Monitoring fluorescent calcium signals in neural cells with organic photodetectors†
Optical imaging of biological activities is used to monitor the functional aspects of neural circuits by reporting activities via fluorescent and molecular probes. Current imaging approaches encompass different optical components, inorganic sensors-based detection units and image processing elements, in order to measure optical activities. Inorganic sensors have important drawbacks that create certain difficulties for biological studies, such as high energy consumption and high dark-noise at physiological temperature. Organic photodetectors (OPD) as optical sensors have numerous advantages including high temporal resolution and sensitivity. They have also demonstrated a high performance at both room and relatively high temperatures, without needing cooling systems, unlike inorganic-based sensors. However, their performance in detecting fluorescent biological signals, reported by molecular probes or genetically encoded-indicators, remains to be established. In this work, we fabricated a standalone simple-structure OPD in open-air, with an active layer consisting of eXtra Large bandgap Polymer (XPL) blended with fullerene. We demonstrate the excellent performance of OPDs in the sensing of fluorescent calcium signals reported by chemical and genetically encoded fluorescent calcium indicators from living brain cells with a high temporal resolution.
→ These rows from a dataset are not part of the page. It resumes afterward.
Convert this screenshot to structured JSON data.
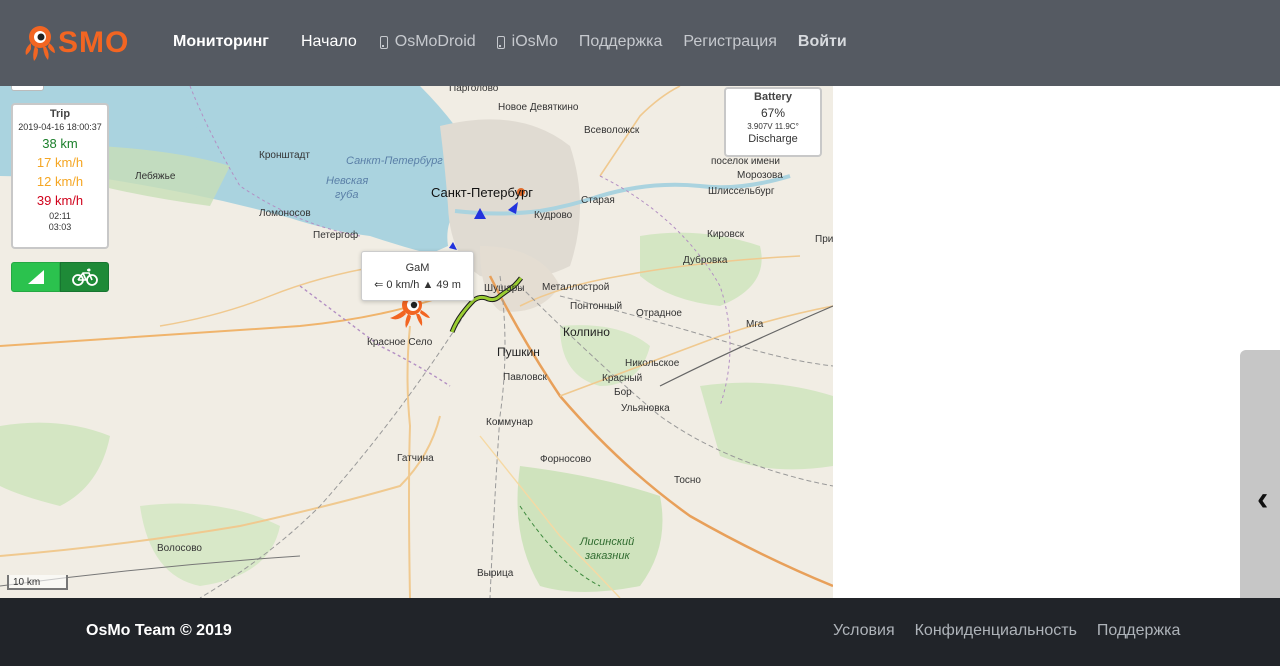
{
  "navbar": {
    "logo_text": "SMO",
    "brand": "Мониторинг",
    "links": [
      {
        "label": "Начало",
        "active": true
      },
      {
        "label": "OsMoDroid",
        "icon": "phone-icon"
      },
      {
        "label": "iOsMo",
        "icon": "phone-icon"
      },
      {
        "label": "Поддержка"
      },
      {
        "label": "Регистрация"
      },
      {
        "label": "Войти"
      }
    ]
  },
  "map": {
    "labels": [
      {
        "text": "Парголово"
      },
      {
        "text": "Новое Девяткино"
      },
      {
        "text": "Всеволожск"
      },
      {
        "text": "Кронштадт"
      },
      {
        "text": "Санкт-Петербург"
      },
      {
        "text": "Лебяжье"
      },
      {
        "text": "Невская"
      },
      {
        "text": "губа"
      },
      {
        "text": "Санкт-Петербург"
      },
      {
        "text": "Старая"
      },
      {
        "text": "Ломоносов"
      },
      {
        "text": "Кудрово"
      },
      {
        "text": "поселок имени"
      },
      {
        "text": "Морозова"
      },
      {
        "text": "Шлиссельбург"
      },
      {
        "text": "Петергоф"
      },
      {
        "text": "Кировск"
      },
      {
        "text": "При"
      },
      {
        "text": "Дубровка"
      },
      {
        "text": "Шушары"
      },
      {
        "text": "Металлострой"
      },
      {
        "text": "Понтонный"
      },
      {
        "text": "Отрадное"
      },
      {
        "text": "Колпино"
      },
      {
        "text": "Мга"
      },
      {
        "text": "Красное Село"
      },
      {
        "text": "Пушкин"
      },
      {
        "text": "Никольское"
      },
      {
        "text": "Павловск"
      },
      {
        "text": "Красный"
      },
      {
        "text": "Бор"
      },
      {
        "text": "Ульяновка"
      },
      {
        "text": "Коммунар"
      },
      {
        "text": "Гатчина"
      },
      {
        "text": "Форносово"
      },
      {
        "text": "Тосно"
      },
      {
        "text": "Лисинский"
      },
      {
        "text": "заказник"
      },
      {
        "text": "Волосово"
      },
      {
        "text": "Вырица"
      }
    ],
    "trip": {
      "title": "Trip",
      "date": "2019-04-16 18:00:37",
      "distance": "38 km",
      "speed_avg": "17 km/h",
      "speed_mov": "12 km/h",
      "speed_max": "39 km/h",
      "time_moving": "02:11",
      "time_total": "03:03"
    },
    "battery": {
      "title": "Battery",
      "percent": "67%",
      "voltage": "3.907V 11.9C°",
      "state": "Discharge"
    },
    "popup": {
      "name": "GaM",
      "info": "⇐ 0 km/h ▲ 49 m"
    },
    "scale": "10 km",
    "colors": {
      "track": "#9acd32",
      "speed_avg": "#f5a623",
      "speed_max": "#d0021b",
      "distance": "#1a7f2a"
    }
  },
  "footer": {
    "copyright": "OsMo Team © 2019",
    "links": [
      "Условия",
      "Конфиденциальность",
      "Поддержка"
    ]
  }
}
This work paves the way for the integration of OPDs as highly sensitive optical sensors in a broad range of biomedical devices.